Merrylin Boro, a model and soon-to-turn entrepreneur, says her style is inspired by early aughts and gravitates towards silhouettes that are easy to wear. “I love how comfortable and functional November Noon pieces are,” she says. Meanwhile, 25-year-old art director-designer-photographer Drishti Verma, who studied at Parsons, NYC, prefers wearing trend-defying clothing, like at November Noon. “In high school,” she recalls, “I used to get carried away with fads that helped me fit in, but now, I’m comfortable in my skin and wear what looks best on me.”
Keeping the essence of November Noon in mind, Radhika Kedia, the design strategist at Now Form, began by going back to the drawing board. “This campaign aimed to highlight the shape-shifting appeal of the garments. We, thus, collaborated with four women — Tanya (Gupta), Jupiter, Drishti (Verma), and Merrylin (Boro) — who capture the zeitgeist and lend the clothes their unique personalities,” she says.
“While brainstorming for the shoot, we wanted to recontextualise traditional Benaresis as everyday wear for contemporary women. The distinct vocabulary of the clothes propelled us to do a campaign that’s young, creative, and, fluid. Editorials with teen cliques, spartan hallways, and objects that permeate the naïveté of adolescence, thus, made it to our final mood board. We wanted this campaign to roll out almost like a coming-of-age story that culminates into a celebration of individuality and self-expression,” adds Radhika.
Like most creatives, stylist Devanshi Tuli finds joy in the process — but most of all, she believes in the power of good storytelling. “I enjoyed building the character portraits for all the women who feature in the shoot for November Noon.

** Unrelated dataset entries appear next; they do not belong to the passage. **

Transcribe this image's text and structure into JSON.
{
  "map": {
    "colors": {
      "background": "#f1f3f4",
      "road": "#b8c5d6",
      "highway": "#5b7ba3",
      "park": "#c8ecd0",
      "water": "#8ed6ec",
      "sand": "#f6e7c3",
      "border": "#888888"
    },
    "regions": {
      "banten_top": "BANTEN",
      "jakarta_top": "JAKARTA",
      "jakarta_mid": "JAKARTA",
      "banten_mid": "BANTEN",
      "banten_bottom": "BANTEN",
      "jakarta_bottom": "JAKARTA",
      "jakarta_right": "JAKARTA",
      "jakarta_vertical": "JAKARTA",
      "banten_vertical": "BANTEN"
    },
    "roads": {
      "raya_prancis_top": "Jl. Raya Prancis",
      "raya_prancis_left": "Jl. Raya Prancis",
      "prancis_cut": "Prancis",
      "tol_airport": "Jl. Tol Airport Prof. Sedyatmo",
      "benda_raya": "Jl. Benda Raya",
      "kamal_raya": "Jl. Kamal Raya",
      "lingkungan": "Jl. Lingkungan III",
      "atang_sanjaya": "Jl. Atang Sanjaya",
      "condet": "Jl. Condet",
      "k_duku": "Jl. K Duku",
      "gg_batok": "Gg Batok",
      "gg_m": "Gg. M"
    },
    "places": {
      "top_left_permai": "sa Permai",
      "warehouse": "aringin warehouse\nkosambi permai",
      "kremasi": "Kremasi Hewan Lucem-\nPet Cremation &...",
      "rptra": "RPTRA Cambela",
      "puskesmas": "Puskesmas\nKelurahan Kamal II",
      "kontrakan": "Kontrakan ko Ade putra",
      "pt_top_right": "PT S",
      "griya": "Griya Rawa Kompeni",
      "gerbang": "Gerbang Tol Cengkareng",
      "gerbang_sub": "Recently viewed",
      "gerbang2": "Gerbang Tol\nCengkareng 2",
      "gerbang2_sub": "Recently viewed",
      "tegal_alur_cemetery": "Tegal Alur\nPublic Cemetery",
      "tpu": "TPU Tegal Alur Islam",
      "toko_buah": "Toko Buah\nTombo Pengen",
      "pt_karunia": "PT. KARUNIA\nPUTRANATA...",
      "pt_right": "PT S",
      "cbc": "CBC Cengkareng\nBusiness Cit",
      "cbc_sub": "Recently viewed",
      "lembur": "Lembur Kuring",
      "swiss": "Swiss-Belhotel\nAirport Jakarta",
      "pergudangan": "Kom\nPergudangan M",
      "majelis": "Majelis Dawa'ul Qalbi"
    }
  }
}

I mapped the storyline for each character, much like you do in a film or a piece of literature. Every portrait, thus, has a personality of its own,” she explains.
Taking this forward, photographer Sahil Behal wanted to create a visual narrative that goes beyond clothes. With his distinct use of colour and thoughtful compositions, Sahil crafted imagery that offered an intimate look at the women dressed in November Noon. “The props like chairs, benches, lockers, and trophies added an element of freshness to the images. However, the key was to let the models be themselves in front of the lens — that’s when the final output looks compelling.”
The motifs recreate a profusion of flowers, vines, and ornamental plants while juxtaposing it with stylised geometrical fences that surround them. The clothes illustrate a visual harmony between woven and printed surfaces turned into tailored silhouettes suited for contemporary lifestyles.”
“We have created custom thaans that serve as an anchor for the cuts,” he continues, “the base fabric is a lightweight mashru. Borders, sleeves, and thaans are woven separately. Additionally, the outerwear from this roll out features fabrics like organzas and resham silks that display an adeptness for jamdani. And, dusty pink and soft aqua with a hint of gold zari play out in equilibrium on brocade mashru while imitating a patch-like effect The garments, true to the brand’s roots, are all handwoven in Benares.”